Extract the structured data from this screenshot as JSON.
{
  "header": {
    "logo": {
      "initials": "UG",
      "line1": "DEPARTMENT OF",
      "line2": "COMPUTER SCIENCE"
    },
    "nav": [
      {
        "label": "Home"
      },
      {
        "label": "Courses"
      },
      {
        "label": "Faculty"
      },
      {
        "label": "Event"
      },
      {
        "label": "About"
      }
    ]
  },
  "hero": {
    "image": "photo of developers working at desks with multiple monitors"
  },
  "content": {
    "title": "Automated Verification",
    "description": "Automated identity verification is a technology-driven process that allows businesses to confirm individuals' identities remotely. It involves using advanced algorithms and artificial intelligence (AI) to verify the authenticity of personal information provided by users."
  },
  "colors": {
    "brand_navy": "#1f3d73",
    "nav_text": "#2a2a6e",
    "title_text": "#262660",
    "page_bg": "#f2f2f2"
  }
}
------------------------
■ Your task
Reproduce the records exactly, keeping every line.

■ Answer section
Extract the structured data from this screenshot as JSON.
{
  "header": {
    "logo": {
      "initials": "UG",
      "line1": "DEPARTMENT OF",
      "line2": "COMPUTER SCIENCE"
    },
    "nav": [
      {
        "label": "Home"
      },
      {
        "label": "Courses"
      },
      {
        "label": "Faculty"
      },
      {
        "label": "Event"
      },
      {
        "label": "About"
      }
    ]
  },
  "hero": {
    "image": "photo of developers working at desks with multiple monitors"
  },
  "content": {
    "title": "Automated Verification",
    "description": "Automated identity verification is a technology-driven process that allows businesses to confirm individuals' identities remotely. It involves using advanced algorithms and artificial intelligence (AI) to verify the authenticity of personal information provided by users."
  },
  "colors": {
    "brand_navy": "#1f3d73",
    "nav_text": "#2a2a6e",
    "title_text": "#262660",
    "page_bg": "#f2f2f2"
  }
}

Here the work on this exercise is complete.